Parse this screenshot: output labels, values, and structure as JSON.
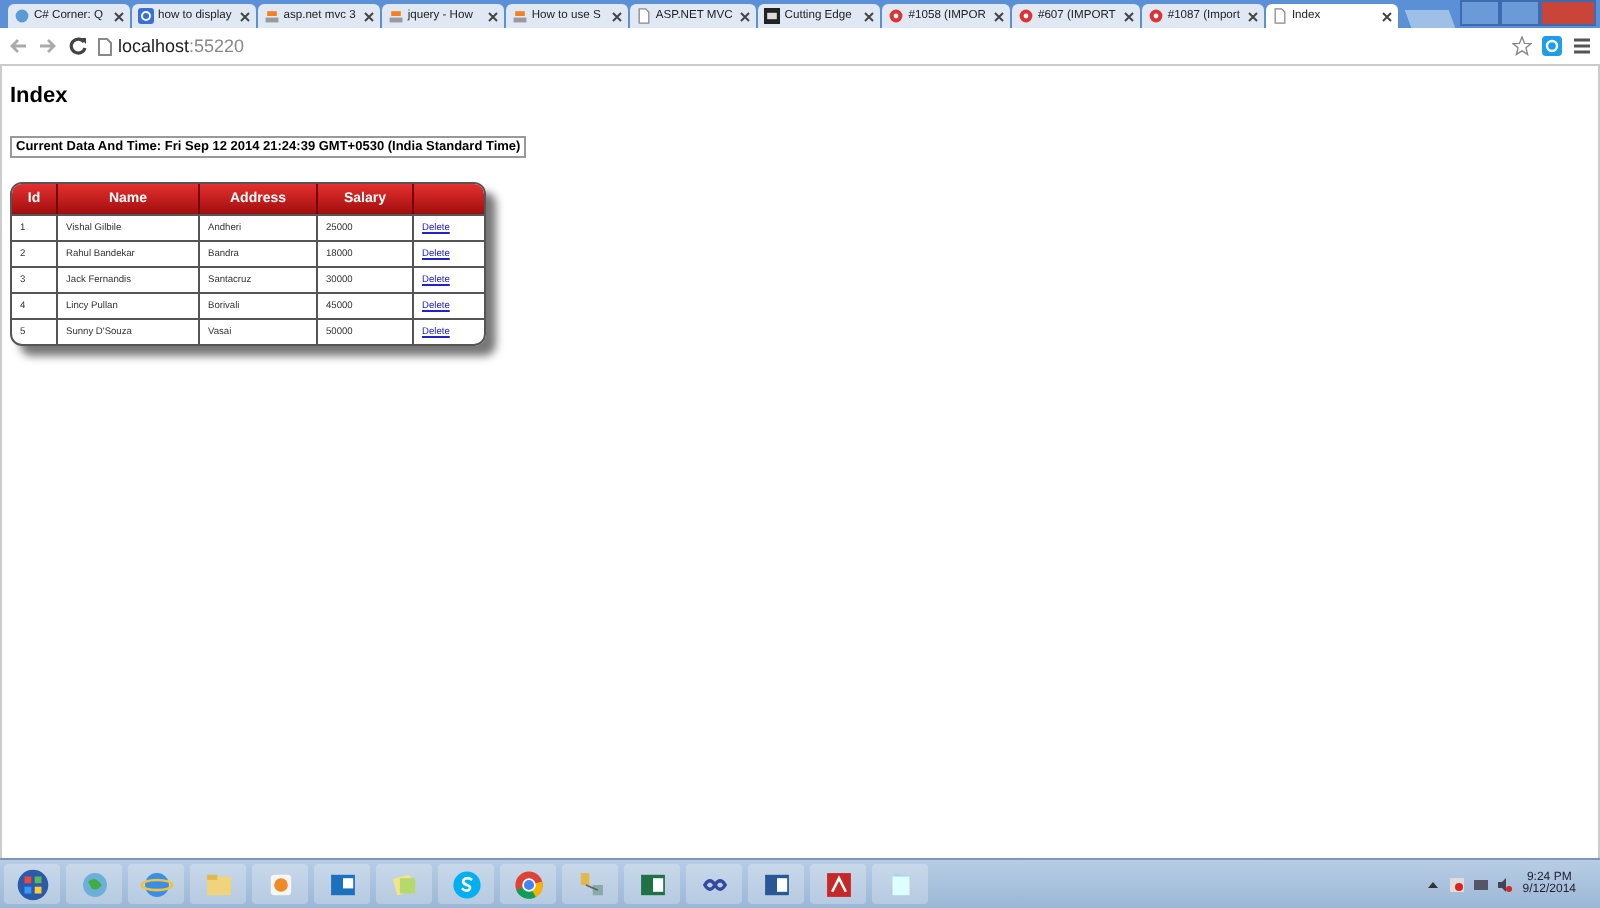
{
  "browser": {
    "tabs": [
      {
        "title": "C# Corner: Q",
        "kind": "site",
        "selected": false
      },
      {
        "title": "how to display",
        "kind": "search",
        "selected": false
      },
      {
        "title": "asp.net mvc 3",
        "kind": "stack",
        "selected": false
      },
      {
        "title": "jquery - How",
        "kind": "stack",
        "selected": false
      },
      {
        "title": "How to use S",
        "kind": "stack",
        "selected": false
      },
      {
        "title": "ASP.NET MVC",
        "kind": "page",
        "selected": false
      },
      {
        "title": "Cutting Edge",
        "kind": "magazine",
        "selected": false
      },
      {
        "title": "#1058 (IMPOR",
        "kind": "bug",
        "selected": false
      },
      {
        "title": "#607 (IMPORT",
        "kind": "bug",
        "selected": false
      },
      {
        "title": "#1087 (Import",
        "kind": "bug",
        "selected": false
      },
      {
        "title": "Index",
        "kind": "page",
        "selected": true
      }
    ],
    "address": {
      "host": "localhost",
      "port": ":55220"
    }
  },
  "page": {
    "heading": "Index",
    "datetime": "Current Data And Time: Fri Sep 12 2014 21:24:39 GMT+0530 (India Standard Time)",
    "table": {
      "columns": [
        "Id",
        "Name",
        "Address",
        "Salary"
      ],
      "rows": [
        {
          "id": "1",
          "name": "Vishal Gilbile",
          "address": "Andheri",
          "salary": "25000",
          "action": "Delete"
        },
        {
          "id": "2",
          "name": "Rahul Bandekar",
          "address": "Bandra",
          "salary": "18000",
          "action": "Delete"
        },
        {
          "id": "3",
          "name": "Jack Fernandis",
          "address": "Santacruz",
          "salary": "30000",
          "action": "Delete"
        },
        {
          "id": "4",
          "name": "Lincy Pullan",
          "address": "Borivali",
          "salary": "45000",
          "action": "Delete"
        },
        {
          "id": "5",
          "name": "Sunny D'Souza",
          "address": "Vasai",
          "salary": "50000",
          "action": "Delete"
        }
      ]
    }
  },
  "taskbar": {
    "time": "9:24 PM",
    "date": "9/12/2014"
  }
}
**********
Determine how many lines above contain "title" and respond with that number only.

11